Once you have read the records below, write them all out exactly as given.

TASK INPUT Block Start

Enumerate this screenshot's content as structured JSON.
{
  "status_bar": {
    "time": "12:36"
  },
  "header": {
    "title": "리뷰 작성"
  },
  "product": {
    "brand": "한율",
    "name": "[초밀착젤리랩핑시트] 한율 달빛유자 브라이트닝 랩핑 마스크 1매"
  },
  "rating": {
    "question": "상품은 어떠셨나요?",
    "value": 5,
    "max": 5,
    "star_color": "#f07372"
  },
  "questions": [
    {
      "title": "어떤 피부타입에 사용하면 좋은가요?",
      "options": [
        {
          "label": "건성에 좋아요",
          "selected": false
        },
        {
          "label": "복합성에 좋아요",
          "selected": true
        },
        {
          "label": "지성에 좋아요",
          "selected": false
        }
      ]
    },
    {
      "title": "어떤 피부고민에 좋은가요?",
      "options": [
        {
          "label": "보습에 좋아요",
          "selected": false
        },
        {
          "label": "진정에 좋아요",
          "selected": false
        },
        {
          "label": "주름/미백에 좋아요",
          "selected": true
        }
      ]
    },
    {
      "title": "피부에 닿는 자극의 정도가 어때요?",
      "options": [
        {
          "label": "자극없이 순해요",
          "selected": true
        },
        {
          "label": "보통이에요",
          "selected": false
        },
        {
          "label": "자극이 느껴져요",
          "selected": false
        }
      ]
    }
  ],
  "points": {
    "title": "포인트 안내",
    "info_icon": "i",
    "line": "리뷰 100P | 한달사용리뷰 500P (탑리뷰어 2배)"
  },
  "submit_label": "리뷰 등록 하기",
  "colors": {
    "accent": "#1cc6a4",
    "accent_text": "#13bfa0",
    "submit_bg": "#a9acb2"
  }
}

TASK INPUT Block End

## FINAL ANSWER
Enumerate this screenshot's content as structured JSON.
{
  "status_bar": {
    "time": "12:36"
  },
  "header": {
    "title": "리뷰 작성"
  },
  "product": {
    "brand": "한율",
    "name": "[초밀착젤리랩핑시트] 한율 달빛유자 브라이트닝 랩핑 마스크 1매"
  },
  "rating": {
    "question": "상품은 어떠셨나요?",
    "value": 5,
    "max": 5,
    "star_color": "#f07372"
  },
  "questions": [
    {
      "title": "어떤 피부타입에 사용하면 좋은가요?",
      "options": [
        {
          "label": "건성에 좋아요",
          "selected": false
        },
        {
          "label": "복합성에 좋아요",
          "selected": true
        },
        {
          "label": "지성에 좋아요",
          "selected": false
        }
      ]
    },
    {
      "title": "어떤 피부고민에 좋은가요?",
      "options": [
        {
          "label": "보습에 좋아요",
          "selected": false
        },
        {
          "label": "진정에 좋아요",
          "selected": false
        },
        {
          "label": "주름/미백에 좋아요",
          "selected": true
        }
      ]
    },
    {
      "title": "피부에 닿는 자극의 정도가 어때요?",
      "options": [
        {
          "label": "자극없이 순해요",
          "selected": true
        },
        {
          "label": "보통이에요",
          "selected": false
        },
        {
          "label": "자극이 느껴져요",
          "selected": false
        }
      ]
    }
  ],
  "points": {
    "title": "포인트 안내",
    "info_icon": "i",
    "line": "리뷰 100P | 한달사용리뷰 500P (탑리뷰어 2배)"
  },
  "submit_label": "리뷰 등록 하기",
  "colors": {
    "accent": "#1cc6a4",
    "accent_text": "#13bfa0",
    "submit_bg": "#a9acb2"
  }
}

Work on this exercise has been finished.